Additional conditions treated by Pediatric Surgeons

  • Biliary atresia (a rare disease of the liver and bile ducts in infants)
  • Biliary dyskinesia (a gallbladder problem where bile does not empty from the gallbladder properly)
  • Choledochal cyst (a cyst in the bile ducts)
  • Congenital diaphragmatic hernia (abdominal organs move into the chest through a hole in the diaphragm)
  • Duodenal /Intestinal atresia (when the intestine isn’t formed completely)
  • Empyema (pus around the lung, usually caused by pneumonia or chest trauma)
  • Esophageal atresia (when a baby is born without part of the esophagus, the tube that connects the throat to the stomach)
  • Foreign bodies of the airway/esophagus (when a child breathes in or swallows something that doesn’t belong)
  • Gastroschisis (when a baby’s intestines stick out of the body through a hole next to the belly button)
  • Intestinal obstruction (blocked bowel)
  • Intussusception (when one part of the bowel slides into another part, causing a blockage)
  • Liver tumors
  • Lumps and Bumps (lymph nodes, neck masses, skin lesions)
  • Lung malformations (when a baby is born with lung problems resulting from the abnormal development of the lung, including CPAM, CLO, sequestration)
  • Malrotation of the intestine (twisted intestines)
  • Meckel’s diverticulum (when a baby is born with a pouch or bulge in part of the small intestine)
  • Meconium ileus (blocked bowel caused by extra thick, sticky meconium, the material within the infants intestine)
  • Necrotizing enterocolitis (when a premature baby’s intestine is injured or begins to die off, causing infection or a hole in the intestine)
  • Neuroblastoma (a cancer that usually starts in the adrenal glands or nearby in the abdomen)
  • Omphalocele  (when a baby’s intestines or other organs form outside of the body because of a hole in the belly button)
  • Sarcomas (a cancer in soft tissues, such as fat cells, nerves, muscles, blood vessels and other connective tissues)
  • Teratoma (when a baby is born with a tumor made up of different kinds of tissue)
  • Vascular and lymphatic malformations (when a baby is born with problems in the veins, lymph vessels or both)
  • Wilms tumor (a cancer that starts in the kidneys)

Pediatric surgical programs and areas of special expertise

Our surgeons are experienced in many types of children’s surgeries.
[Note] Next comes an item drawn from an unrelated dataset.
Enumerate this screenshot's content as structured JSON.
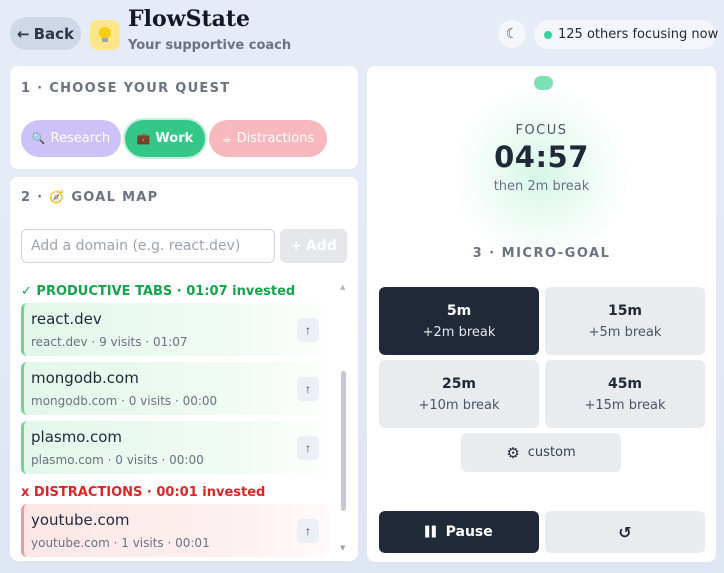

Here are some areas of special expertise:

  • Neonatal surgery (surgery in premature babies and newborns)
  • Pediatric thoracic surgery (surgery between the neck and abdomen)
  • Pediatric surgical oncology (cancer surgery)
  • Pediatric minimally invasive surgery (surgery using smaller instruments and incisions)
  • Prenatal diagnosis and treatment (when there is a problem with the baby’s development during pregnancy)
  • Extracorporeal Membrane Oxygenation (ECMO, a pump that circulates blood through an artificial lung then back into the body of a very sick baby)
  • Management of pediatric colorectal problems including anorectal malformations, Hirschsprung disease, inflammatory bowel disease (Crohn’s disease, ulcerative colitis) and severe constipation
  • Management of enteric feeding tubes (G-tubes, GJ-tubes)
  • Intestinal rehabilitation for patients with short bowel syndrome and related problems requiring long-term intravenous feeding (such as Total Parenteral Nutrition or TPN)
  • Pediatric trauma (life-threatening injuries)
  • Pediatric injury prevention
  • Pediatric surgical innovation (software and device development)
  • Pediatric surgery global healthcare initiatives

Contact Us

Scheduling: 717-531-8342
Fax: 717-531-4185

Academic Office: 717-531-8342